Sergeant Johnson Triangle
This triangle is named in honor of Sergeant Charles J. Johnson (1894-1918), the only New York City fireman to be killed during World War I. Sergeant Johnson worked on Engine 58, serving West 115th Street, until September 23, 1917, when he enlisted in the 306th Infantry of the 77th Division. On October 14, 1918 at the Battle of Argonne Forest in France, he was killed in action at the age of 24, four weeks before the Allies and the Germans signed an Armistice ending the hostilities.
This land was acquired by condemnation on December 27, 1909. The City paid the then very substantial sum of $167,062.83 to acquire the property. A fence was erected around the triangle, and paths were laid out in a formal crossing pattern. In 1928, the City erected a large, neo-colonial comfort station, complete with a bronze plaque in the waiting room that commemorated the year the building was erected and the names of contemporary public officials. The City assigned the triangle to Parks in 1938. It was named after Sergeant Johnson in 1940 by the City Council. To accompany the new name, New York Fire Department Post 930 erected a stone monument in his honor at the corner of Fordham Road and Southern Boulevard. In 1962, the comfort station was torn down, and the monument was moved during construction. It now stands in the Fire Department’s training center on Randall’s Island.

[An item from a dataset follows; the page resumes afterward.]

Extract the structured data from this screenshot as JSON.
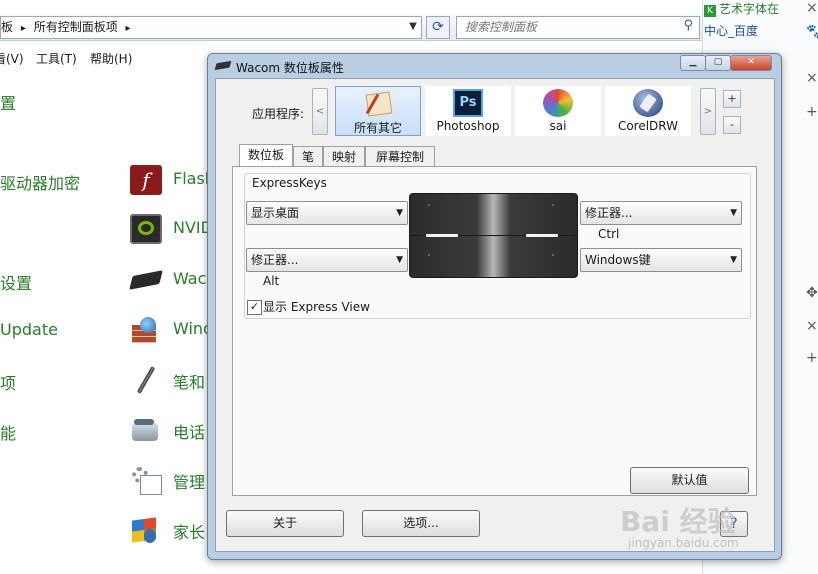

Bordered by East Fordham Road, Southern Boulevard, and Crotona Avenue, Johnson Triangle sits amidst some of the Bronx’s most important institutions. To the east is the world-famous Bronx Zoo. One of the first zoos to house and display wildlife in naturalistic settings, it was founded by the New York Zoological Society in 1895 and opened its doors in 1899. It has since been renovated several times, adding new and innovative exhibits. To the east is the New York Botanical Garden. Established in 1891, the Garden was built on the grounds of the old Lorillard Estate, and uses some of the estate’s extant buildings. Some of its highlights include the Enid A. Haupt Conservatory, often cited by critics as the most beautiful Victorian glass hall in the United States, and 40 acres of virgin forest. To the west and north is Fordham University, founded by Bishop John Hughes in 1841. Originally called St. John’s College, the school renamed itself Fordham University in 1907 after the old Fordham manor that once occupied the area. The Fordham manor was named by its original owner, the Dutch Settler Jon Arcer, who named it Forham manor after Saxon words meaning “houses by the ford (or wading place).”
Sergeant Johnson Triangle’s center is planted with shrubs and trees, which make the square shady and pleasant, even on a hot day. Benches and metal pipe fencing surround the plantings, along with a concrete sidewalk. Amidst several busy thoroughfares and three major Bronx institutions, Sergeant Johnson Triangle stands as a green island of calm.